Keeping the Ball Rolling on Telehealth Legislation

The Telemedicine Parity Act of 2015

Rehab therapy leaders are no doubt keeping a watchful eye on this piece of legislation, which would open the door for more providers (including PTs, OTs, and SLPs) to perform telehealth therapy. Additionally, this bill, if passed, would expand the coverage area for telehealth to include both rural and urban settings.

The TELE-MED Act of 2015

If passed, this bill would allow specific licensed Medicare providers to offer telehealth therapy services to Medicare patients who live in different states, even if a provider isn’t licensed in the state that a particular patient calls home. However, those services must be performed by participating physicians or practitioners (more on that here).

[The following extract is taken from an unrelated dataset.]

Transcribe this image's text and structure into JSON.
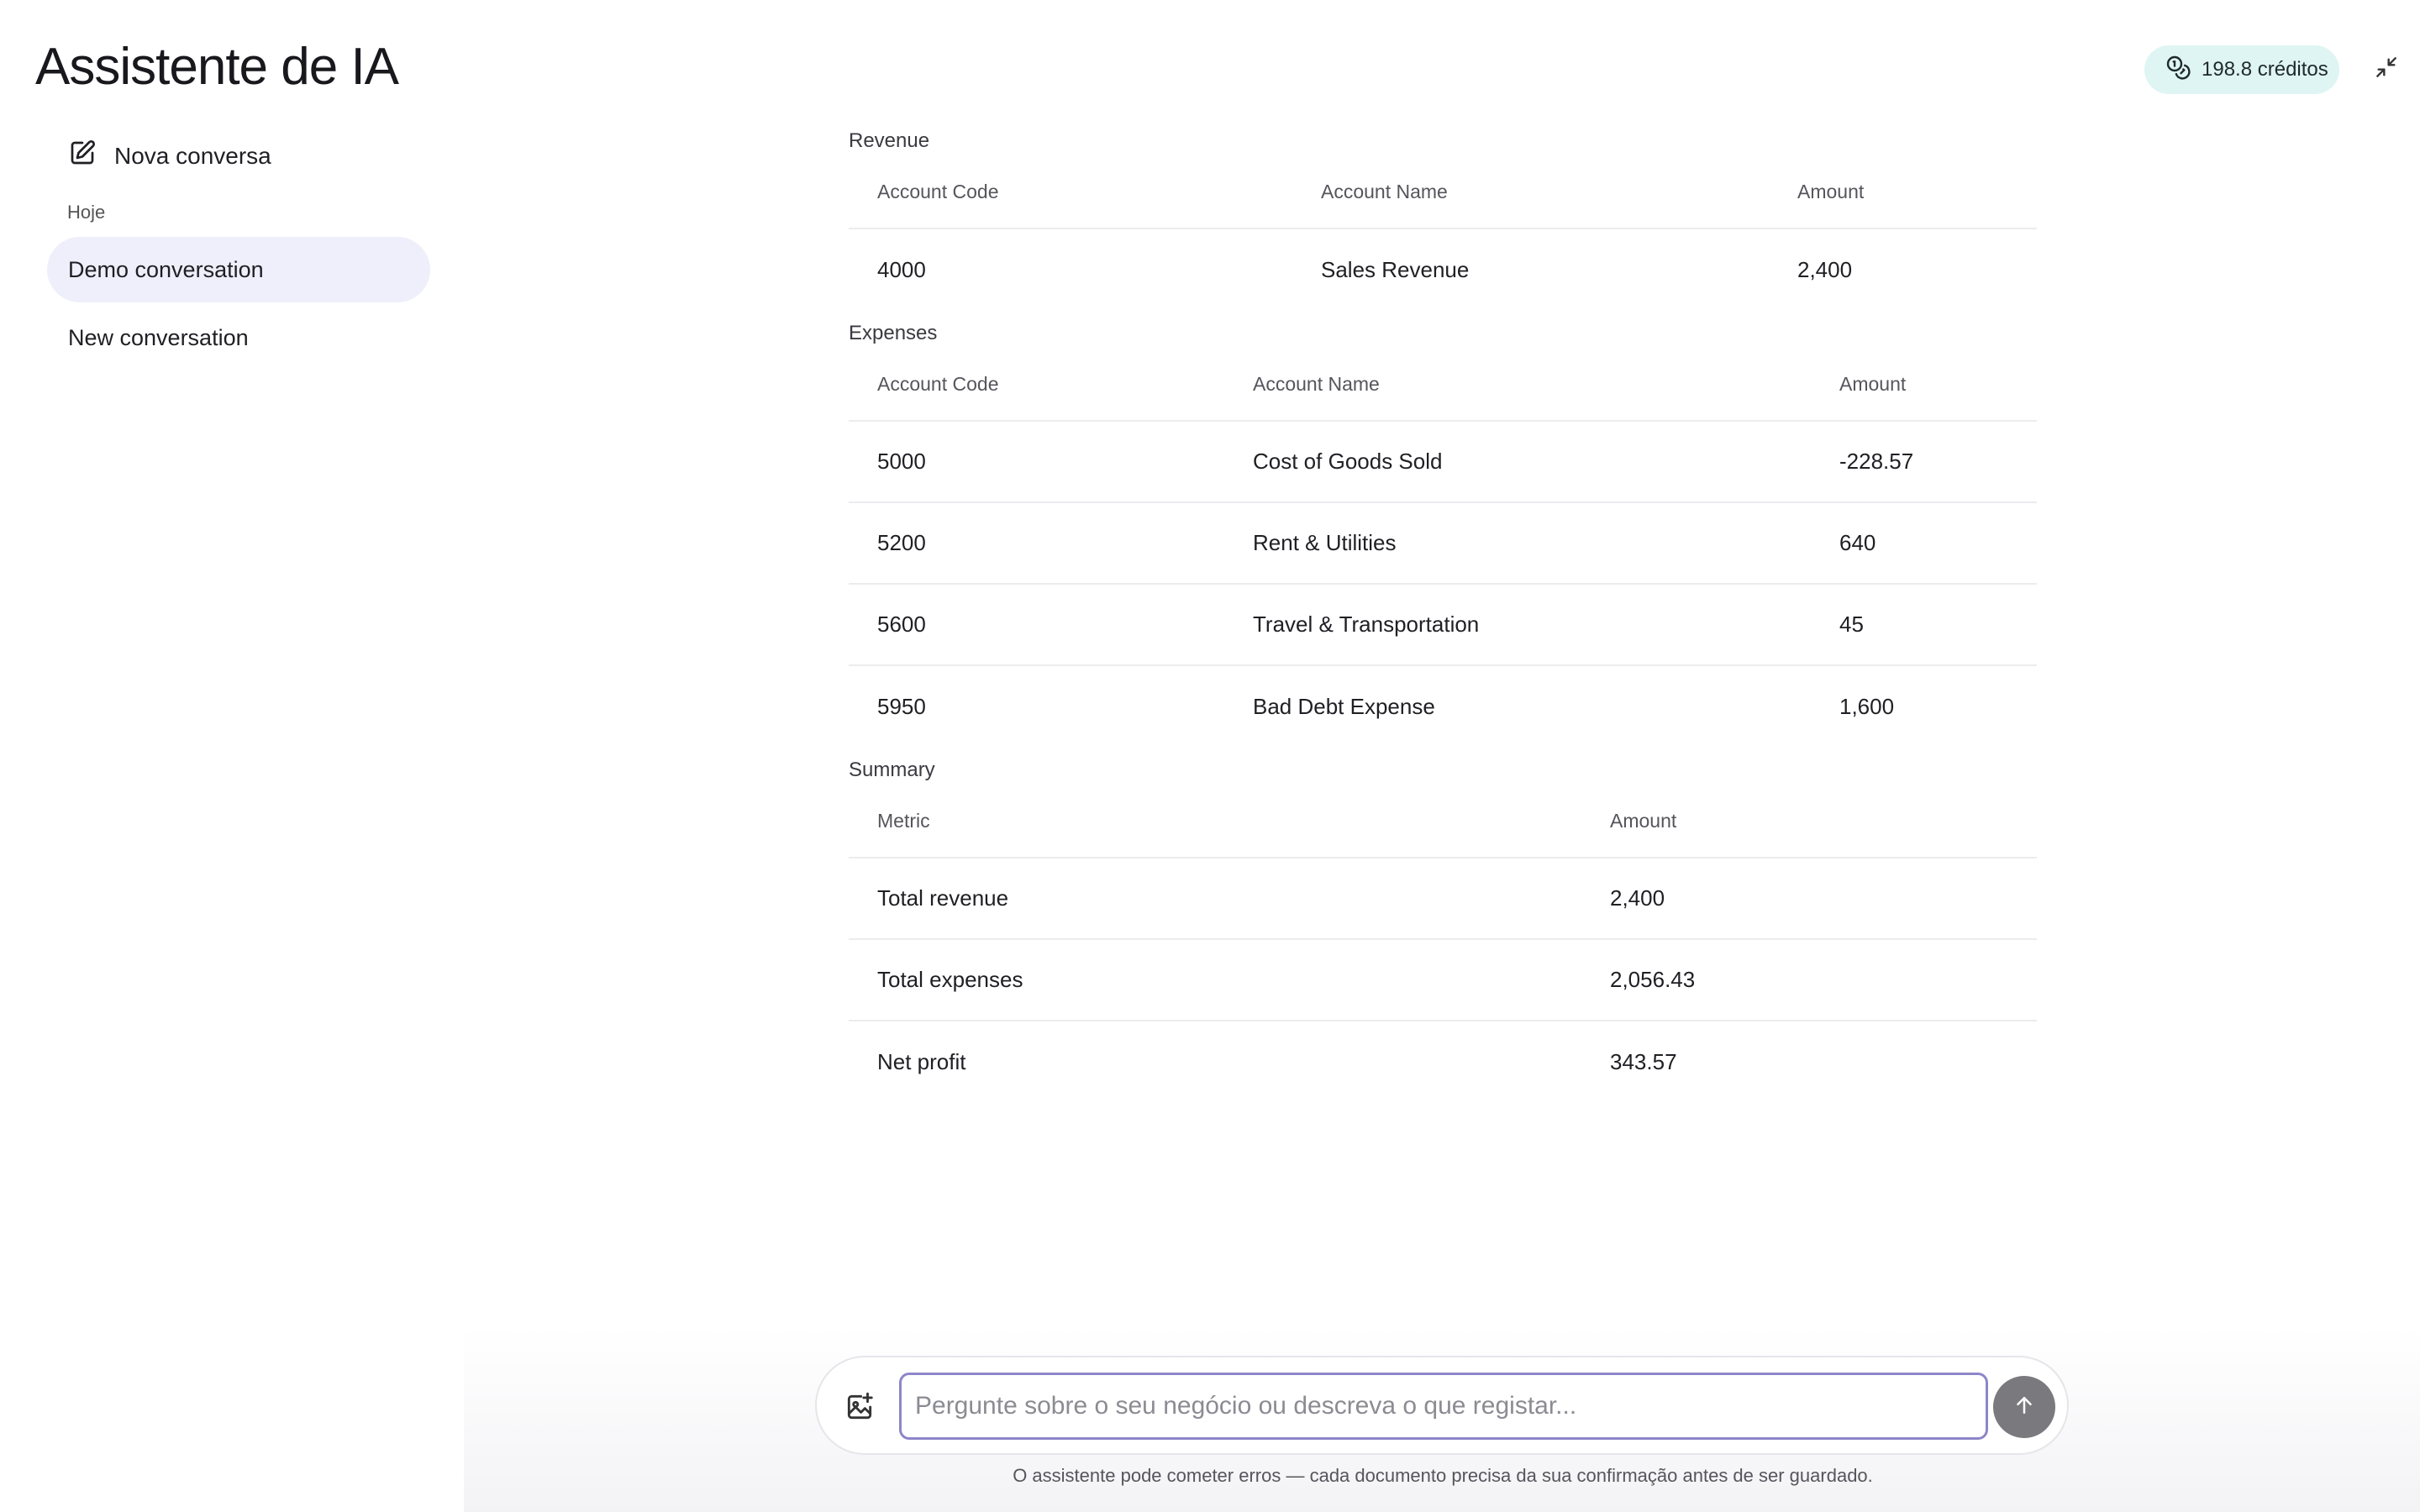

It’s safe to say that telehealth is the future of rehab therapy care delivery—and that its demand and scope will only continue to grow. That’s exactly why the rehab therapy industry must be ardent in its push for the enactment of pro-rehab telehealth policy; otherwise, therapists risk losing out on a huge potential revenue source. Let’s face it: technology is the new frontier in health care—and, in a value-based system, providers should be looking to empower patients with more choices to reach their treatment goals.